My grandmother Saya was a potter from Santa Clara Pueblo. (“Saya” is a Tewa word referring to the eldest woman in the family; Mary Cain was her given name.) She was a SWAIA Indian Market Lifetime Achievement Award recipient and an honorary Kentucky Colonel. Her hands were strong and knew the clay well, having shaped hundreds of vessels over a lifetime that spanned nearly a century—a lifetime during which she rode in both a covered wagon from the pueblo to southern Colorado, on trails that skirted the soft, sandy banks of the Rio Grande, and on the Concorde from New York to Paris.
At Christmastime, in her warm, cedar-scented kitchen with its view that breathed in the white-tipped peaks to the east, where winter katsinas live, she set her hands to creating something of varying but equal value, which also kept us tied to tradition: her breadpudding.

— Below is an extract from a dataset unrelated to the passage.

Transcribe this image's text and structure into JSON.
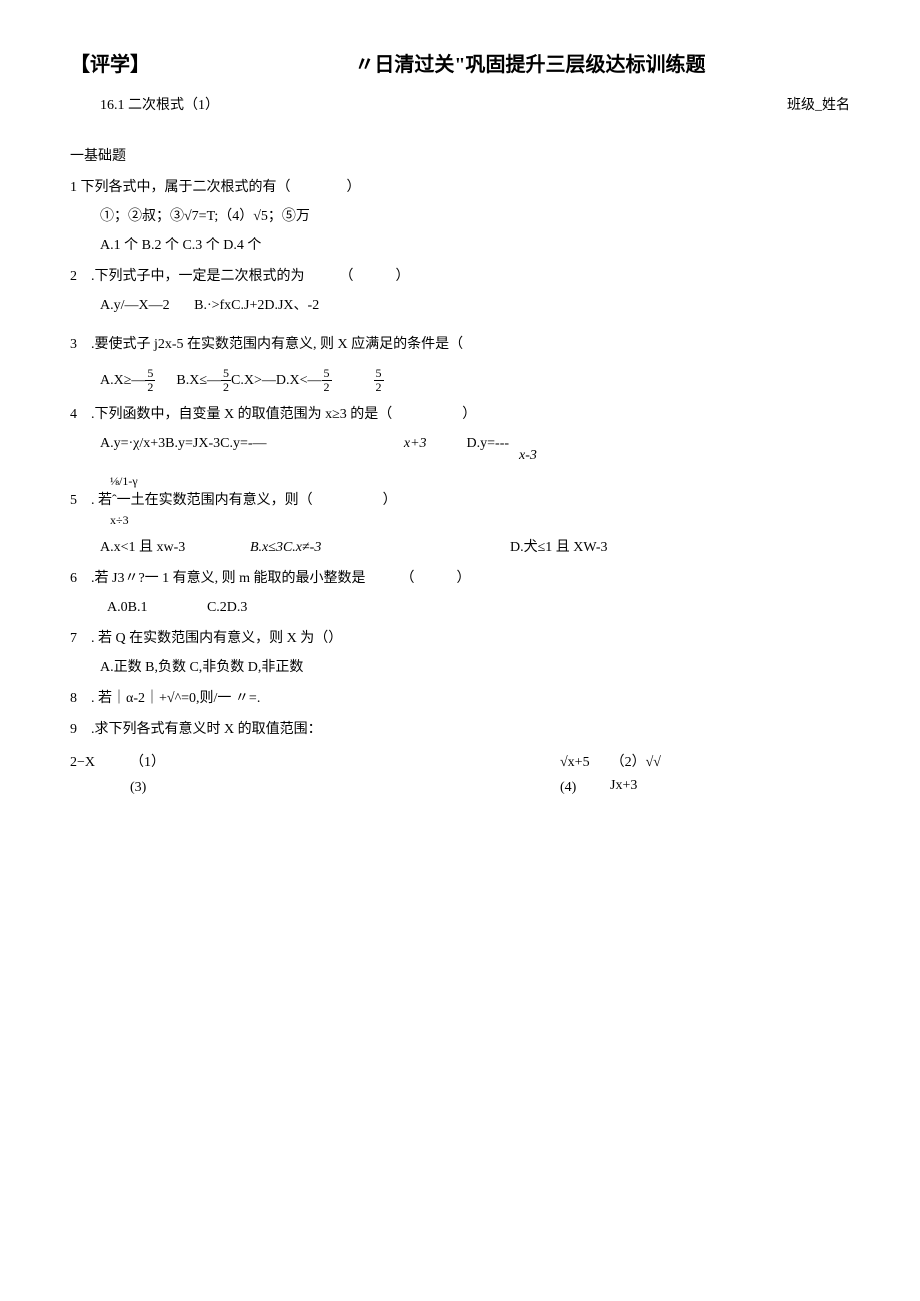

Today Saya is present only in memory and spirit. But at Christmas, when I make this pudding, I can almost hear her gentle voice floating near me: “Eat plenty, my children, eat plenty…”

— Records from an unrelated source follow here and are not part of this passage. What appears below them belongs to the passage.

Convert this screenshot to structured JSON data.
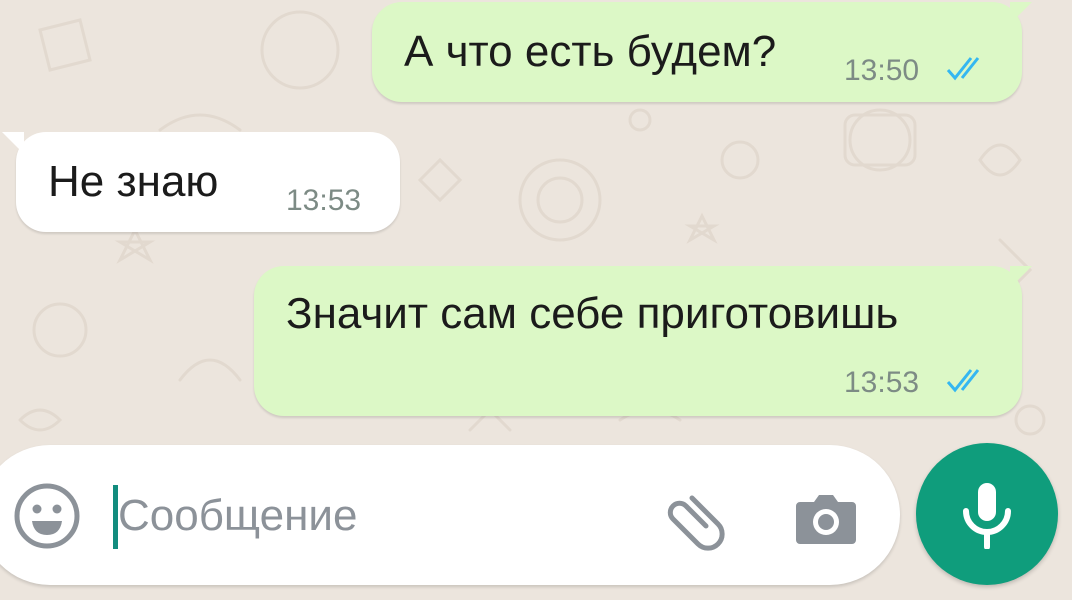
{
  "chat": {
    "messages": [
      {
        "direction": "outgoing",
        "text": "А что есть будем?",
        "time": "13:50",
        "status": "read"
      },
      {
        "direction": "incoming",
        "text": "Не знаю",
        "time": "13:53"
      },
      {
        "direction": "outgoing",
        "text": "Значит сам себе приготовишь",
        "time": "13:53",
        "status": "read"
      }
    ]
  },
  "composer": {
    "placeholder": "Сообщение",
    "value": "",
    "icons": {
      "emoji": "emoji-icon",
      "attach": "paperclip-icon",
      "camera": "camera-icon",
      "mic": "microphone-icon"
    }
  },
  "colors": {
    "background": "#ece5dd",
    "outgoing_bubble": "#dcf8c6",
    "incoming_bubble": "#ffffff",
    "read_ticks": "#34b7f1",
    "accent": "#128c7e",
    "mic_button": "#0f9d7c"
  }
}
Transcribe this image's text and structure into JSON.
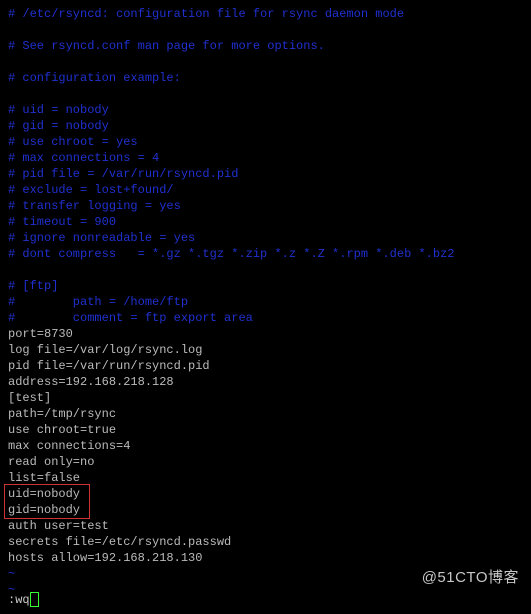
{
  "comments": {
    "l0": "# /etc/rsyncd: configuration file for rsync daemon mode",
    "l1": "",
    "l2": "# See rsyncd.conf man page for more options.",
    "l3": "",
    "l4": "# configuration example:",
    "l5": "",
    "l6": "# uid = nobody",
    "l7": "# gid = nobody",
    "l8": "# use chroot = yes",
    "l9": "# max connections = 4",
    "l10": "# pid file = /var/run/rsyncd.pid",
    "l11": "# exclude = lost+found/",
    "l12": "# transfer logging = yes",
    "l13": "# timeout = 900",
    "l14": "# ignore nonreadable = yes",
    "l15": "# dont compress   = *.gz *.tgz *.zip *.z *.Z *.rpm *.deb *.bz2",
    "l16": "",
    "l17": "# [ftp]",
    "l18": "#        path = /home/ftp",
    "l19": "#        comment = ftp export area"
  },
  "config": {
    "l0": "port=8730",
    "l1": "log file=/var/log/rsync.log",
    "l2": "pid file=/var/run/rsyncd.pid",
    "l3": "address=192.168.218.128",
    "l4": "[test]",
    "l5": "path=/tmp/rsync",
    "l6": "use chroot=true",
    "l7": "max connections=4",
    "l8": "read only=no",
    "l9": "list=false",
    "l10": "uid=nobody",
    "l11": "gid=nobody",
    "l12": "auth user=test",
    "l13": "secrets file=/etc/rsyncd.passwd",
    "l14": "hosts allow=192.168.218.130"
  },
  "tilde": "~",
  "command": ":wq",
  "watermark": "@51CTO博客"
}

¾-1 loaf plain old white bread, lightly toasted and torn into small pieces (may also use gluten-free or any other kind of bread)
2 cups brown sugar

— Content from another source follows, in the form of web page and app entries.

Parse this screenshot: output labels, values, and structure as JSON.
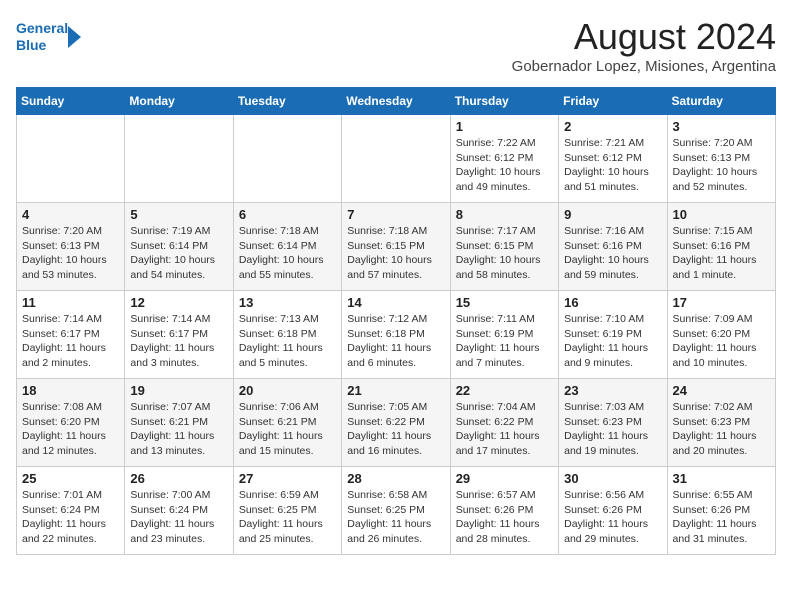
{
  "header": {
    "logo_line1": "General",
    "logo_line2": "Blue",
    "main_title": "August 2024",
    "subtitle": "Gobernador Lopez, Misiones, Argentina"
  },
  "days_of_week": [
    "Sunday",
    "Monday",
    "Tuesday",
    "Wednesday",
    "Thursday",
    "Friday",
    "Saturday"
  ],
  "weeks": [
    [
      {
        "num": "",
        "info": ""
      },
      {
        "num": "",
        "info": ""
      },
      {
        "num": "",
        "info": ""
      },
      {
        "num": "",
        "info": ""
      },
      {
        "num": "1",
        "info": "Sunrise: 7:22 AM\nSunset: 6:12 PM\nDaylight: 10 hours\nand 49 minutes."
      },
      {
        "num": "2",
        "info": "Sunrise: 7:21 AM\nSunset: 6:12 PM\nDaylight: 10 hours\nand 51 minutes."
      },
      {
        "num": "3",
        "info": "Sunrise: 7:20 AM\nSunset: 6:13 PM\nDaylight: 10 hours\nand 52 minutes."
      }
    ],
    [
      {
        "num": "4",
        "info": "Sunrise: 7:20 AM\nSunset: 6:13 PM\nDaylight: 10 hours\nand 53 minutes."
      },
      {
        "num": "5",
        "info": "Sunrise: 7:19 AM\nSunset: 6:14 PM\nDaylight: 10 hours\nand 54 minutes."
      },
      {
        "num": "6",
        "info": "Sunrise: 7:18 AM\nSunset: 6:14 PM\nDaylight: 10 hours\nand 55 minutes."
      },
      {
        "num": "7",
        "info": "Sunrise: 7:18 AM\nSunset: 6:15 PM\nDaylight: 10 hours\nand 57 minutes."
      },
      {
        "num": "8",
        "info": "Sunrise: 7:17 AM\nSunset: 6:15 PM\nDaylight: 10 hours\nand 58 minutes."
      },
      {
        "num": "9",
        "info": "Sunrise: 7:16 AM\nSunset: 6:16 PM\nDaylight: 10 hours\nand 59 minutes."
      },
      {
        "num": "10",
        "info": "Sunrise: 7:15 AM\nSunset: 6:16 PM\nDaylight: 11 hours\nand 1 minute."
      }
    ],
    [
      {
        "num": "11",
        "info": "Sunrise: 7:14 AM\nSunset: 6:17 PM\nDaylight: 11 hours\nand 2 minutes."
      },
      {
        "num": "12",
        "info": "Sunrise: 7:14 AM\nSunset: 6:17 PM\nDaylight: 11 hours\nand 3 minutes."
      },
      {
        "num": "13",
        "info": "Sunrise: 7:13 AM\nSunset: 6:18 PM\nDaylight: 11 hours\nand 5 minutes."
      },
      {
        "num": "14",
        "info": "Sunrise: 7:12 AM\nSunset: 6:18 PM\nDaylight: 11 hours\nand 6 minutes."
      },
      {
        "num": "15",
        "info": "Sunrise: 7:11 AM\nSunset: 6:19 PM\nDaylight: 11 hours\nand 7 minutes."
      },
      {
        "num": "16",
        "info": "Sunrise: 7:10 AM\nSunset: 6:19 PM\nDaylight: 11 hours\nand 9 minutes."
      },
      {
        "num": "17",
        "info": "Sunrise: 7:09 AM\nSunset: 6:20 PM\nDaylight: 11 hours\nand 10 minutes."
      }
    ],
    [
      {
        "num": "18",
        "info": "Sunrise: 7:08 AM\nSunset: 6:20 PM\nDaylight: 11 hours\nand 12 minutes."
      },
      {
        "num": "19",
        "info": "Sunrise: 7:07 AM\nSunset: 6:21 PM\nDaylight: 11 hours\nand 13 minutes."
      },
      {
        "num": "20",
        "info": "Sunrise: 7:06 AM\nSunset: 6:21 PM\nDaylight: 11 hours\nand 15 minutes."
      },
      {
        "num": "21",
        "info": "Sunrise: 7:05 AM\nSunset: 6:22 PM\nDaylight: 11 hours\nand 16 minutes."
      },
      {
        "num": "22",
        "info": "Sunrise: 7:04 AM\nSunset: 6:22 PM\nDaylight: 11 hours\nand 17 minutes."
      },
      {
        "num": "23",
        "info": "Sunrise: 7:03 AM\nSunset: 6:23 PM\nDaylight: 11 hours\nand 19 minutes."
      },
      {
        "num": "24",
        "info": "Sunrise: 7:02 AM\nSunset: 6:23 PM\nDaylight: 11 hours\nand 20 minutes."
      }
    ],
    [
      {
        "num": "25",
        "info": "Sunrise: 7:01 AM\nSunset: 6:24 PM\nDaylight: 11 hours\nand 22 minutes."
      },
      {
        "num": "26",
        "info": "Sunrise: 7:00 AM\nSunset: 6:24 PM\nDaylight: 11 hours\nand 23 minutes."
      },
      {
        "num": "27",
        "info": "Sunrise: 6:59 AM\nSunset: 6:25 PM\nDaylight: 11 hours\nand 25 minutes."
      },
      {
        "num": "28",
        "info": "Sunrise: 6:58 AM\nSunset: 6:25 PM\nDaylight: 11 hours\nand 26 minutes."
      },
      {
        "num": "29",
        "info": "Sunrise: 6:57 AM\nSunset: 6:26 PM\nDaylight: 11 hours\nand 28 minutes."
      },
      {
        "num": "30",
        "info": "Sunrise: 6:56 AM\nSunset: 6:26 PM\nDaylight: 11 hours\nand 29 minutes."
      },
      {
        "num": "31",
        "info": "Sunrise: 6:55 AM\nSunset: 6:26 PM\nDaylight: 11 hours\nand 31 minutes."
      }
    ]
  ]
}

½ pound extra-sharp Cheddar cheese, grated
½ pound raisins
1 Tablespoon cinnamon
1 cup water (may also use ½ cup water and ½ cup brandy)
Spray sides and bottom of a 2-quart Crock-Pot or casserole with cooking spray. In four equal parts, layer ingredients in order given. Pour water/brandy evenly over entire pudding. Cover Crock-Pot and cook at medium to high heat for 45 minutes, then turn heat to low, add a bit more water (about ½ a cup) and cook an additional 30-40 minutes. Or bake in casserole at 350 degrees for 1 ½ hours, adding a bit more water about halfway through. To serve, invert Crock-Pot to remove pudding in one piece or scoop out of casserole.